Switch to ADA Accessible Theme
Close Menu
Daytona Beach Injury Lawyer
Contact Us For a Free Consultation
Google Translate Schedule Your Case
Evaluation Now!
Daytona Beach Lawyers > Blog > Personal Injury > Watch Out for Poisoning after a Hurricane

Watch Out for Poisoning after a Hurricane


Poisoning is an underappreciated hazard related to hurricanes. But after a disaster, many people might find that they are falling ill and not know what is to blame. The Centers for Disease Control (CDC) has highlighted 3 types of poisoning to watch out for following a hurricane or other disaster.

Food Poisoning

Hurricanes can knock out power for days, which will immediately begin to compromise food safety. Perishables like dairy and meat are not safe to eat if the power has been off for at least 4 hours, even if they have been stored in the refrigerator. Furthermore, if you use contaminated water in cooking, you can get ill that way.

Some of the symptoms of food poisoning include:

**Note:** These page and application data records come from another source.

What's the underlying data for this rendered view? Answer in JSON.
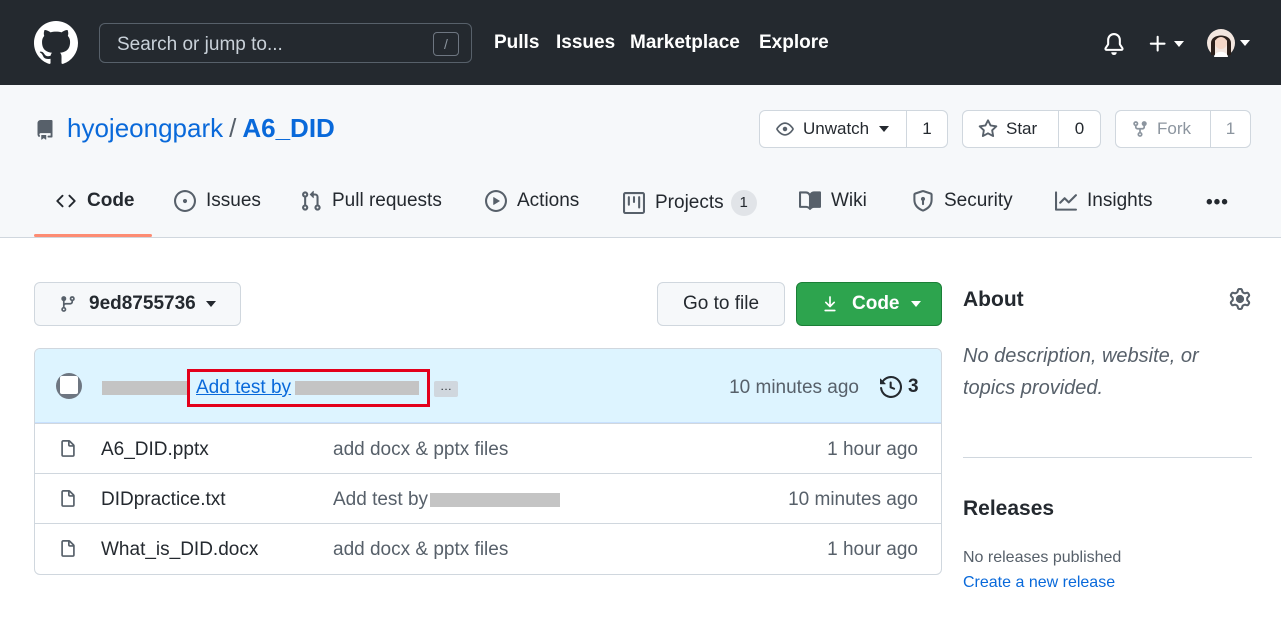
{
  "header": {
    "search_placeholder": "Search or jump to...",
    "search_shortcut": "/",
    "nav": [
      "Pulls",
      "Issues",
      "Marketplace",
      "Explore"
    ],
    "icons": [
      "github-logo-icon",
      "bell-icon",
      "plus-icon",
      "avatar"
    ]
  },
  "repo": {
    "owner": "hyojeongpark",
    "separator": "/",
    "name": "A6_DID",
    "watch_label": "Unwatch",
    "watch_count": "1",
    "star_label": "Star",
    "star_count": "0",
    "fork_label": "Fork",
    "fork_count": "1"
  },
  "tabs": {
    "code": "Code",
    "issues": "Issues",
    "pulls": "Pull requests",
    "actions": "Actions",
    "projects": "Projects",
    "projects_count": "1",
    "wiki": "Wiki",
    "security": "Security",
    "insights": "Insights",
    "more": "•••"
  },
  "toolbar": {
    "branch": "9ed8755736",
    "goto_file": "Go to file",
    "code": "Code"
  },
  "commit": {
    "message": "Add test by",
    "ellipsis": "…",
    "time": "10 minutes ago",
    "history_count": "3"
  },
  "files": [
    {
      "name": "A6_DID.pptx",
      "message": "add docx & pptx files",
      "time": "1 hour ago"
    },
    {
      "name": "DIDpractice.txt",
      "message": "Add test by",
      "time": "10 minutes ago"
    },
    {
      "name": "What_is_DID.docx",
      "message": "add docx & pptx files",
      "time": "1 hour ago"
    }
  ],
  "sidebar": {
    "about_title": "About",
    "about_desc": "No description, website, or topics provided.",
    "releases_title": "Releases",
    "releases_none": "No releases published",
    "releases_link": "Create a new release"
  },
  "colors": {
    "header_bg": "#24292f",
    "link": "#0969da",
    "code_button": "#2da44e",
    "tab_underline": "#fd8c73",
    "highlight_box": "#e3001b",
    "commit_bar_bg": "#ddf4ff"
  }
}
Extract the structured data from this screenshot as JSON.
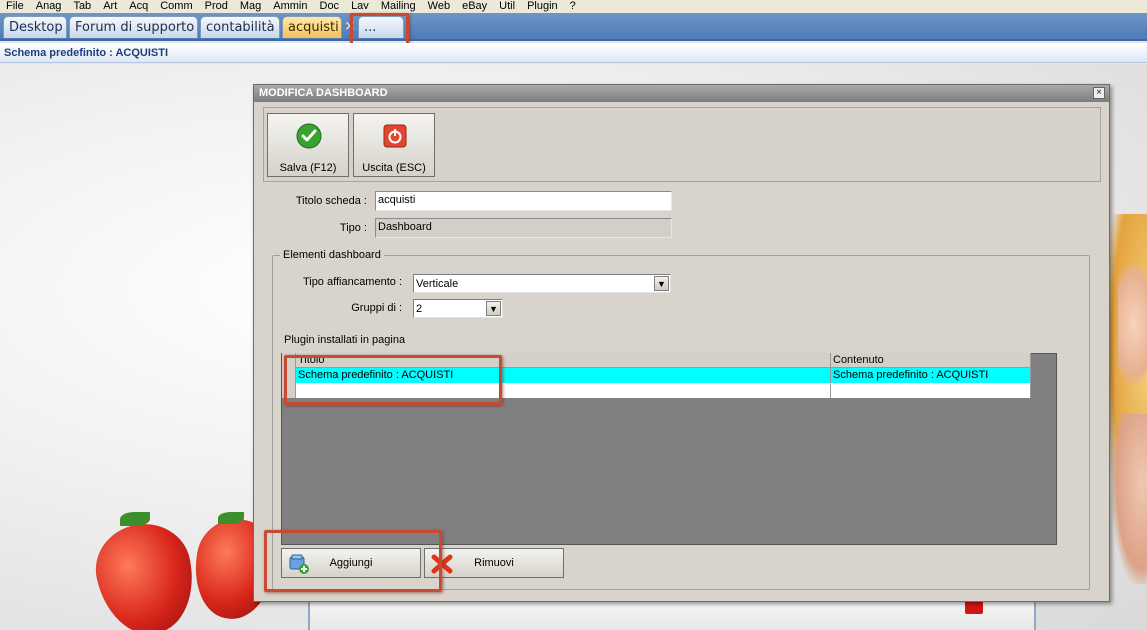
{
  "menu": [
    "File",
    "Anag",
    "Tab",
    "Art",
    "Acq",
    "Comm",
    "Prod",
    "Mag",
    "Ammin",
    "Doc",
    "Lav",
    "Mailing",
    "Web",
    "eBay",
    "Util",
    "Plugin",
    "?"
  ],
  "tabs": [
    {
      "label": "Desktop"
    },
    {
      "label": "Forum di supporto"
    },
    {
      "label": "contabilità"
    },
    {
      "label": "acquisti"
    },
    {
      "label": "..."
    }
  ],
  "tab_close_glyph": "×",
  "breadcrumb": "Schema predefinito : ACQUISTI",
  "dialog": {
    "title": "MODIFICA DASHBOARD",
    "close_glyph": "×",
    "save_label": "Salva (F12)",
    "exit_label": "Uscita (ESC)",
    "titolo_label": "Titolo scheda :",
    "titolo_value": "acquisti",
    "tipo_label": "Tipo :",
    "tipo_value": "Dashboard",
    "group_title": "Elementi dashboard",
    "tipo_aff_label": "Tipo affiancamento :",
    "tipo_aff_value": "Verticale",
    "gruppi_label": "Gruppi di :",
    "gruppi_value": "2",
    "plugins_label": "Plugin installati in pagina",
    "grid": {
      "headers": [
        "Titolo",
        "Contenuto"
      ],
      "rows": [
        [
          "Schema predefinito : ACQUISTI",
          "Schema predefinito : ACQUISTI"
        ]
      ]
    },
    "add_label": "Aggiungi",
    "remove_label": "Rimuovi"
  },
  "colors": {
    "highlight": "#c94a33",
    "selected_row": "#00ffff",
    "active_tab": "#f4c15c"
  }
}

  • Cramps
  • Nausea
  • Vomiting
  • Diarrhea

To protect yourself and your family, don’t eat any food that looks questionable. Instead, throw it out. Ideally, you will have non-perishable food items in stock so you can eat those instead as you wait for power to be restored and grocery stores to open again.

Carbon Monoxide Poisoning

People might suffer carbon monoxide poisoning when they use a generator after a hurricane knocks out their power. Unfortunately, the carbon monoxide generated is invisible, tasteless, and has no scent. This means that you won’t know if you are inhaling too much. At least 16 deaths attributable to Hurricane Irma were caused by carbon monoxide poisoning.

To protect yourself, you should put the generator at least 20 feet from a door or window. You can also install carbon monoxide detectors in your home that run on batteries. This way, you can get outside if the monoxide levels get too high.

Also pay attention to your symptoms. You might be suffering from carbon monoxide poisoning if you experience dizziness, vomiting, confusion, headache, weakness, or nausea. Find fresh air if you do feel this way.

Medication Poisoning

In the rush and confusion to evacuate your home, you might take the wrong medications. You could also take too many. The elderly, in particular, can be knocked off their routine and could overmedicate, which can have disastrous consequences. Children could also gain access to medications and take them unobserved. You should guard medications after a natural disaster, along with your other valuables.


This is one poison that the CDC didn’t mention, but it warrants a brief discussion here. Mold can grow anywhere in your home that has suffered water damage but is particularly popular growing behind walls. Toxic molds can lead to flu-like symptoms, such as fatigue, fever, runny nose, and sneezing. Toxic molds, such as black mold, should be cleaned up immediately. You might need to hire an expert to clean the mold in your home, since it is often dangerous to do so yourself.

To prevent mold, ensure that all water-logged items are removed from the home and dried as soon as possible. This means you might need to rip out sheetrock, ceiling tiles, and carpets after a hurricane.

Bundza & Rodriguez Encourages All our Clients to Stay Safe

If you have an insurance dispute after a hurricane, please contact us to schedule a free consultation. Our Daytona Beach hurricane insurance claims attorneys have helped many clients file and settle claims, so give us a call at 386-252-5170.


Facebook Twitter LinkedIn